Although he's far from a household name, it's hard to imagine the existence of New Orleans R&B without Cosimo Matassa. As owner and engineer at J&M Studios, housed in a reworked grocery store on Rampart Street, Matassa saw the birth of R&B, rock & roll, and soul pass through his doors between 1945 and 1956, and he was responsible for the early hits of Fats Domino, Little Richard, and many others during his tenure there. This amazing four-disc, 120-track box tells that story, and it is filled with marvelous recordings that burst with energy and vitality. There's so much to be astounded at here, and not just the steady rhythmic warmth of the Fats Domino sides or the ferocious energy that crackles from each and every Little Richard track ("Tutti Frutti," "Long Tall Sally," "Rip It Up," "Ready Teddy," "The Girl Can't Help It," "Heebie Jeebies"). There's also Smiley Lewis' piano and horn rendition of "Don't Jive Me" (not to mention his original version of "I Hear You Knocking"), Lloyd Price's sturdy "Lawdy Miss Clawdy," Dave Bartholomew's wry treatise on barroom crime, "Who Drank My Beer While I Was in the Rear," and Clarence Garlow's easy rolling "New Bon Ton Roulay." There's Professor Longhair's classic "Tipitina," Sugar Boy & His Cane Cutters' timeless "Jock-A-Mo," the Hawks' bright and infectious "It's Too Late Now" and Wee Willie Wayne's whistle and percussion gem, "Travelin' Mood." Then there's Huey "Piano" Smith's delightfully clanging and steamrolling "Everybody's Whalin', "Clarence "Frogman" Henry's unique "Ain't Got No Home" and Earl King's crisply rocking "You Can Fly High." Cosimo MatassaCosimo MatassaIt all adds up to a truly impressive legacy, and again, it's impossible to imagine New Orleans R&B without the hand of Cosimo Matassa upon it. Matassa eventually had three studios in New Orleans, including Jazz City Studio on Camp Street, as well as a record pressing plant called Superior Plastic, and the record label he started in the late '50s, Rex Records. Later still he helped set up Sea-Saint Studio.

Mr. Metassa was given a lifetime achievement award at the 2007 Grammys and inducted into the Rock and Roll Hall of Fame in 2012 for the vaunted output of his J & M Recording Studio. (The initials were those of both his father, John, and his father’s business partner, Joe Mancuso.) The hall designated the original studio, the first of four ever-bigger iterations, a “rock and roll landmark” in 2010.
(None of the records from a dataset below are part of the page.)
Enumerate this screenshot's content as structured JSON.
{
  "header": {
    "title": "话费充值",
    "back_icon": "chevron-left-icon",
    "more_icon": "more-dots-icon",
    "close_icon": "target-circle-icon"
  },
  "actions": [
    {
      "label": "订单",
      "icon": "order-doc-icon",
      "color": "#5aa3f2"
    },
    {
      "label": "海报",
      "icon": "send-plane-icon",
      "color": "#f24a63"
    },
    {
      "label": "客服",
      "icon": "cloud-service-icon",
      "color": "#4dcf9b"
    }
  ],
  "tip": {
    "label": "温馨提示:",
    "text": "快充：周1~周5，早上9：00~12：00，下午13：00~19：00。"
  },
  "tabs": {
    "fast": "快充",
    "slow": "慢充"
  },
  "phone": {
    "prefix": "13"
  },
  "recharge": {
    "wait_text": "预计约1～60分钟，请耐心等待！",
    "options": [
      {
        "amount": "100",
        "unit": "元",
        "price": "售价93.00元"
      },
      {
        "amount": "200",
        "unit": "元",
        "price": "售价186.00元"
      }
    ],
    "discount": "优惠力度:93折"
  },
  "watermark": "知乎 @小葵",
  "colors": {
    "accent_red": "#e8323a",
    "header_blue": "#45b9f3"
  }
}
Matassa retired from the music business in the 1980s to manage the family's food store Matassa's Market in the French Quarter.

The fact is the songs that Cosimi Matassa recorded and engineered over 50 years ago were all at the top of the Cashbox Charts and we thought it fitting that his name came out of the shadows for all to read about here.

Cosimo Matassa died on September 11, 2014 at the age of 88 in the place he loved best, New Orleans. We know and love the songs. Most of us just didn't know his name. Hopefully, this story will help a little to bring this trailblazer in music out of the shadows and into the spotlight where he belongs.